YORK – A jury trial was scheduled to take place in York County this week, in a case involving criminal impersonation, but it was cancelled the morning of, when the defendant decided to plead guilty.
Corey E. Busch, 29, of Omaha, pleaded guilty to a Class 4 felony, so the individuals in the jury pool were excused.
According to court documents, this case began when a trooper with the Nebraska State Patrol was on regular patrol on Interstate 80 when he saw a vehicle quickly exit the interstate and illegally park in a stall at the nearby rest area.
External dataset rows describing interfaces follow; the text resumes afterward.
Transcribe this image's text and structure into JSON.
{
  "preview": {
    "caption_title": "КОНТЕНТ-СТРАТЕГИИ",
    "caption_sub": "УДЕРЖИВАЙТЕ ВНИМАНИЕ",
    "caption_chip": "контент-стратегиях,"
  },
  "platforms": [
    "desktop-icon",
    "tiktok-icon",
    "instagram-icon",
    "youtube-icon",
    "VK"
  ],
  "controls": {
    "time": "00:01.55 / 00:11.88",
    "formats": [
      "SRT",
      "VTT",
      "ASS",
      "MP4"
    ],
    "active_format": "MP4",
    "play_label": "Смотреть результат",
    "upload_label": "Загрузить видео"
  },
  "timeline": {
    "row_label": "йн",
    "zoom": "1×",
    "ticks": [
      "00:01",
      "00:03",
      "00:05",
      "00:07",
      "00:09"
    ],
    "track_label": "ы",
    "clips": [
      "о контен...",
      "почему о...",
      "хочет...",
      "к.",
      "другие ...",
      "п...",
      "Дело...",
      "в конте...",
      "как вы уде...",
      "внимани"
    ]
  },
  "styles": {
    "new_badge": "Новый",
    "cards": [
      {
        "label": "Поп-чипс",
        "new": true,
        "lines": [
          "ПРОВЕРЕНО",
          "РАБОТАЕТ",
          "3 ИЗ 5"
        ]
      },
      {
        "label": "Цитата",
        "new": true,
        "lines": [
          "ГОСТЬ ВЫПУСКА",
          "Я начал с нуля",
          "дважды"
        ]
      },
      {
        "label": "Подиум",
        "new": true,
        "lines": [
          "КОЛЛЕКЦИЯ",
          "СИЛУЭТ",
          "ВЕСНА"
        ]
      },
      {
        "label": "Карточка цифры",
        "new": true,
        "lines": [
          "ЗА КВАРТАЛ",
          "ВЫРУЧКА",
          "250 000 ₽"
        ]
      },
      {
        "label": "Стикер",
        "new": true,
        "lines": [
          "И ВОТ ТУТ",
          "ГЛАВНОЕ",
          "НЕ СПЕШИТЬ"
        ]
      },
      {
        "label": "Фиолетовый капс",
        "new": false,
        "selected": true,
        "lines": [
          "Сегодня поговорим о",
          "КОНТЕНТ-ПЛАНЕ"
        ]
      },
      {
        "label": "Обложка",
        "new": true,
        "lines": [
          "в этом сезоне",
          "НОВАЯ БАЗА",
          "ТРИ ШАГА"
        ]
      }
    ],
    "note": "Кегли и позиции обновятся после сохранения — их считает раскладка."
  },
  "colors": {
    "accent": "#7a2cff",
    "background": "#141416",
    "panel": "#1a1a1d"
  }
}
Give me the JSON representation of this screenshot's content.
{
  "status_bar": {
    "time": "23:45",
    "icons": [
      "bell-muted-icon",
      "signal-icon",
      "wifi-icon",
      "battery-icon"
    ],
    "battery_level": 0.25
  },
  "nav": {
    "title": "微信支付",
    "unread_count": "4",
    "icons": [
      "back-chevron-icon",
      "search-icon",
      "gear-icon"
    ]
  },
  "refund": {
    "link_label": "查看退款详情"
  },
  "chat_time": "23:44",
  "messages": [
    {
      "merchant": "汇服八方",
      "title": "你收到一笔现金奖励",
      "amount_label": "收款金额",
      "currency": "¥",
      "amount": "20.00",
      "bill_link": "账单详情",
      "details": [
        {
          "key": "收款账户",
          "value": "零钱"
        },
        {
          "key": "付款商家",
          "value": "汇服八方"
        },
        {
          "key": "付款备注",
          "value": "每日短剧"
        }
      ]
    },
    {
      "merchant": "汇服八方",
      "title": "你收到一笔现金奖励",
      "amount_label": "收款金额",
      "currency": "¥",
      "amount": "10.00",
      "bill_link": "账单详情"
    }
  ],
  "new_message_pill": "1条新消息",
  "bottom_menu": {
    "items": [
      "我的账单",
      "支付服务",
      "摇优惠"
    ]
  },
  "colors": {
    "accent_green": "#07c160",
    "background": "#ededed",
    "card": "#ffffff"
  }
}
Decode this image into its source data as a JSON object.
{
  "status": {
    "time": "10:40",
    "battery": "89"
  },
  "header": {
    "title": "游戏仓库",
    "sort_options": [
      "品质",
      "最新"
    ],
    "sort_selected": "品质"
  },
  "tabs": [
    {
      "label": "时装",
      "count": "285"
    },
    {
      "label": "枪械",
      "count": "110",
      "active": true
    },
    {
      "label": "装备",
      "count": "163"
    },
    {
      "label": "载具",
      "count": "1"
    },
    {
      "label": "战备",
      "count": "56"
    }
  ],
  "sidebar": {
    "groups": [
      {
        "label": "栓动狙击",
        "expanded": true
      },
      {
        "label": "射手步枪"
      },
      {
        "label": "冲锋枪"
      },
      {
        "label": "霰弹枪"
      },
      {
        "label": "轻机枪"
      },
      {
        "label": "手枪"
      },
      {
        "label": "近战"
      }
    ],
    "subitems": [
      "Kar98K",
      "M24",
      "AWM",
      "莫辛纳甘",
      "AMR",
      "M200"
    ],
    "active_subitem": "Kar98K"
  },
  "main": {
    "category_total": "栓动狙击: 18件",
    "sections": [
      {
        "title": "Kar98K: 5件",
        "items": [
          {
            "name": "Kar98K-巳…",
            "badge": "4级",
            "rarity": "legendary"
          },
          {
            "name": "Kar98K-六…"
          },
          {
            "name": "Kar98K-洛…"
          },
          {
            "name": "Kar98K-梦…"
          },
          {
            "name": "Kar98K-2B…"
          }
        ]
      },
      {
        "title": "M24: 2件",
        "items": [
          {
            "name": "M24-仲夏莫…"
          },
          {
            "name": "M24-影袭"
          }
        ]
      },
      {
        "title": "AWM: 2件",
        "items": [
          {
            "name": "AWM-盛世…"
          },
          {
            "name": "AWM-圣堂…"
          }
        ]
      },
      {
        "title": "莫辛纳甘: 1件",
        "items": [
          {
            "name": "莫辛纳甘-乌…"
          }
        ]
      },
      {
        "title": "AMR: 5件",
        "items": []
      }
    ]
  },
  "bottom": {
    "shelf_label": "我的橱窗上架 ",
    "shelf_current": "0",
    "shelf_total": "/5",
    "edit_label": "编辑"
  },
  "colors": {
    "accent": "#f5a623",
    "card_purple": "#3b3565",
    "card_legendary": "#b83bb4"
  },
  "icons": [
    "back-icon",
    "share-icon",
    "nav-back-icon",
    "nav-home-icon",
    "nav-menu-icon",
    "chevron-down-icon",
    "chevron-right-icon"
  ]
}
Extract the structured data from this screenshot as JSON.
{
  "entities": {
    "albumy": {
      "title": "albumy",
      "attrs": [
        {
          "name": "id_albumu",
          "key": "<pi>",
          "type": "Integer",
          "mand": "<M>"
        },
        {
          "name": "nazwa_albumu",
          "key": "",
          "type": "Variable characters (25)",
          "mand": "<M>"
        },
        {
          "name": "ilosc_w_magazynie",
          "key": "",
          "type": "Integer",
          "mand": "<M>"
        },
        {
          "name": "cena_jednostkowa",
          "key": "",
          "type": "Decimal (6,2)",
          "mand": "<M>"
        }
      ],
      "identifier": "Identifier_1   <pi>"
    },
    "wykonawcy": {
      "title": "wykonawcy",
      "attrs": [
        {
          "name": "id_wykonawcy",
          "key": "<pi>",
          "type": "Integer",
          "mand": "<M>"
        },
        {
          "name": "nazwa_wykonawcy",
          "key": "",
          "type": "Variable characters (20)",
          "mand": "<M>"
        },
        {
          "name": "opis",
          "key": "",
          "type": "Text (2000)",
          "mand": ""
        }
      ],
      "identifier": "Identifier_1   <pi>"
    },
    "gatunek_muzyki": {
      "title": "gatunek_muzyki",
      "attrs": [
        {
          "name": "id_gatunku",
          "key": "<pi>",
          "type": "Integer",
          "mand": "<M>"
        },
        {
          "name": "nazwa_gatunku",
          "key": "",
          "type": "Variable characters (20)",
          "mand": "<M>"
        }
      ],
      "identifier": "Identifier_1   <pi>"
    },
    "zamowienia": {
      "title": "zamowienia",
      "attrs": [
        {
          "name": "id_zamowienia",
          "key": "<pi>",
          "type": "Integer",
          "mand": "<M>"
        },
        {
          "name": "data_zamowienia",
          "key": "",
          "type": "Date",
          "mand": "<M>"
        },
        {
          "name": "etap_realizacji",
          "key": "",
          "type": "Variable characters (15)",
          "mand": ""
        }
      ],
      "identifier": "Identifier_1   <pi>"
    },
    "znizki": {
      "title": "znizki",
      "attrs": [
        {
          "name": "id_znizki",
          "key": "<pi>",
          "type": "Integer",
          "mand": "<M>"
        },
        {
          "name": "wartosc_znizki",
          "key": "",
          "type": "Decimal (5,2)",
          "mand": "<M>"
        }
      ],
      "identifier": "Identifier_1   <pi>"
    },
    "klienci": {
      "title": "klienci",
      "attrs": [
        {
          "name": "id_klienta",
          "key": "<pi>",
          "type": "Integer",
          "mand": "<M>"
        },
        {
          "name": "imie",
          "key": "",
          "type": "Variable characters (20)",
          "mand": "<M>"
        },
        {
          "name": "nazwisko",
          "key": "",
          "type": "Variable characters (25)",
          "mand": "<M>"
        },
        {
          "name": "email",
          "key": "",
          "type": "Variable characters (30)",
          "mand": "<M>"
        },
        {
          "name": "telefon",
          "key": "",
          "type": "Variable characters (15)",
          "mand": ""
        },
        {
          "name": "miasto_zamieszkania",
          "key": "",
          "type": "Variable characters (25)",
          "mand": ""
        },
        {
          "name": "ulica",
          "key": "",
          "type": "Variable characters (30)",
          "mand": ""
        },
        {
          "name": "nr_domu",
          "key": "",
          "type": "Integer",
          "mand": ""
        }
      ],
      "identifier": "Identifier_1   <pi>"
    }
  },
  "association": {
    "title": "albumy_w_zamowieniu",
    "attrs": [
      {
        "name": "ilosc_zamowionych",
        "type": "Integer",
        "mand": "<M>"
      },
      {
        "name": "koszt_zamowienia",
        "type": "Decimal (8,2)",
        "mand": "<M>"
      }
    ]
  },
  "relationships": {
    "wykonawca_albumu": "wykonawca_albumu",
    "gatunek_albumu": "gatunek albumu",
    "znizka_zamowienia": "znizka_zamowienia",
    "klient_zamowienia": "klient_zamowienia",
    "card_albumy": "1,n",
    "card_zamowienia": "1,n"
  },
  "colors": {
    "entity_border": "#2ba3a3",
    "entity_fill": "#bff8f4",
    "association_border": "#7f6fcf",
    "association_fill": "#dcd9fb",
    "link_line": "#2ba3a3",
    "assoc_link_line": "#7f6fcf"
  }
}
Upon making contact with the driver, the trooper said he could smell the strong odor of marijuana coming from the vehicle. The trooper said when he asked for identification, the driver (Busch) said he lost his license while he was in Colorado. The trooper indicated that he asked for the man’s name and date of birth – and Busch said his name was Christopher Busch.
When the trooper ran a license check, he said it indicated that Christopher Busch’s license was suspended and he had a criminal history that included possession of a controlled substance and theft.
Court documents indicate that the trooper asked for the female passenger’s license – she said she didn’t have her license, but provided the name of Mikel Lemon – that license check showed a criminal history for possession of a controlled substance and assault, as well as an active warrant out of Douglas County.
During a search of Busch’s wallet, the trooper said he found several business identification cards with the name of Corey Busch. He asked the driver if his name was actually Corey Busch, rather than Christopher Busch – and the driver admitted it was and he had active warrants out of Lancaster County.
“Busch stated he said his brother’s name on purpose so the trooper would not find out about the warrant,” the affidavit of probable cause says.
During a search of the vehicle, marijuana and prescription pill bottles were found, court documents indicate.
Busch is now facing a possible maximum sentence of two years in prison with nine months of post-release supervision.